(Extracted data entries)
-----

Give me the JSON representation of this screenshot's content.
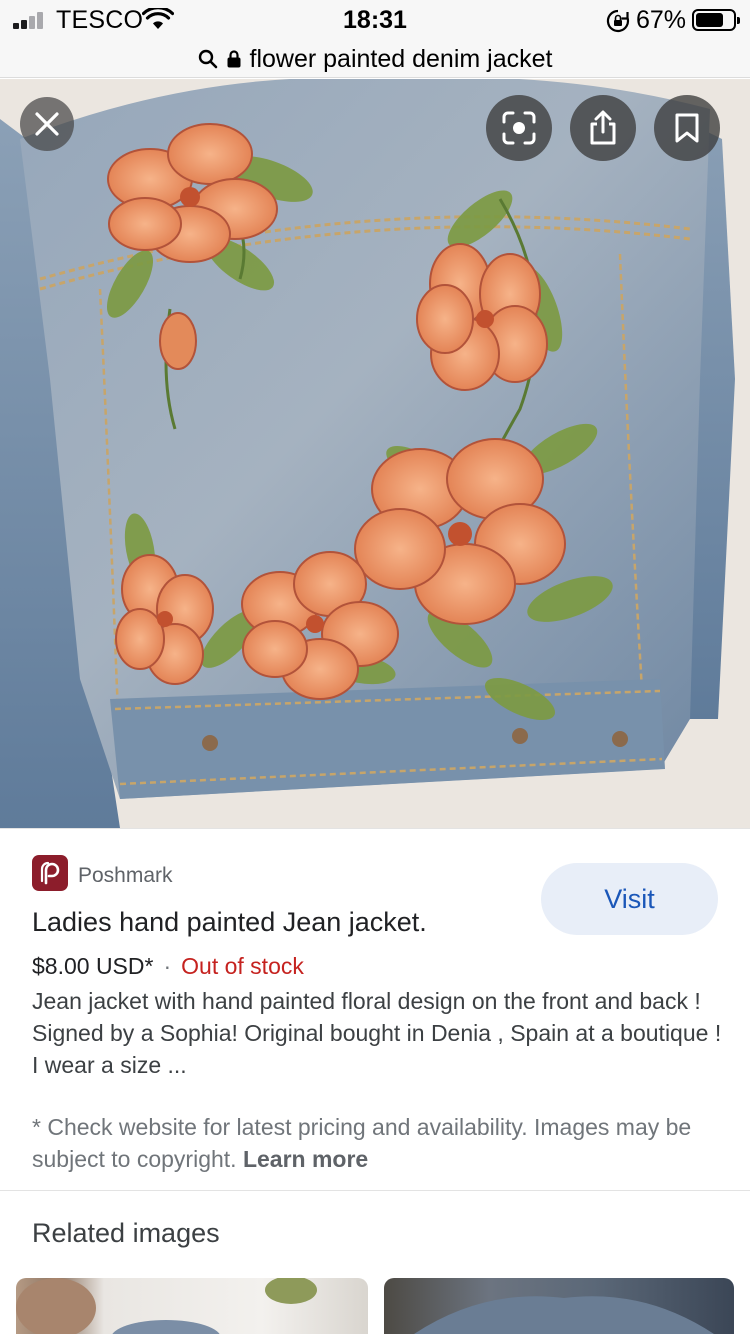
{
  "status_bar": {
    "carrier": "TESCO",
    "time": "18:31",
    "battery": "67%",
    "battery_level": 0.67,
    "signal_icon": "cellular-signal-icon",
    "wifi_icon": "wifi-icon",
    "rotation_lock_icon": "rotation-lock-icon"
  },
  "url_bar": {
    "query": "flower painted denim jacket",
    "search_icon": "search-icon",
    "lock_icon": "lock-icon"
  },
  "image_viewer": {
    "image_alt": "Hand painted floral denim jacket, back view",
    "close_icon": "close-icon",
    "lens_icon": "lens-icon",
    "share_icon": "share-icon",
    "bookmark_icon": "bookmark-icon"
  },
  "result": {
    "source": "Poshmark",
    "source_logo_icon": "poshmark-logo-icon",
    "visit_label": "Visit",
    "title": "Ladies hand painted Jean jacket.",
    "price": "$8.00 USD*",
    "separator": "·",
    "stock_status": "Out of stock",
    "description": "Jean jacket with hand painted floral design on the front and back ! Signed by a Sophia! Original bought in Denia , Spain at a boutique ! I wear a size ...",
    "disclaimer": "* Check website for latest pricing and availability. Images may be subject to copyright.",
    "learn_more": "Learn more"
  },
  "related": {
    "heading": "Related images"
  },
  "colors": {
    "accent_blue": "#1a56b8",
    "visit_bg": "#e8eef8",
    "out_of_stock": "#c5221f",
    "poshmark": "#8c1d2b",
    "denim": "#7d93ad",
    "flower": "#ee9a66"
  }
}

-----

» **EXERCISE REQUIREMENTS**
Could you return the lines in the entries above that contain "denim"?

» **THE ANSWER**
    "query": "flower painted denim jacket",
    "image_alt": "Hand painted floral denim jacket, back view",
    "denim": "#7d93ad",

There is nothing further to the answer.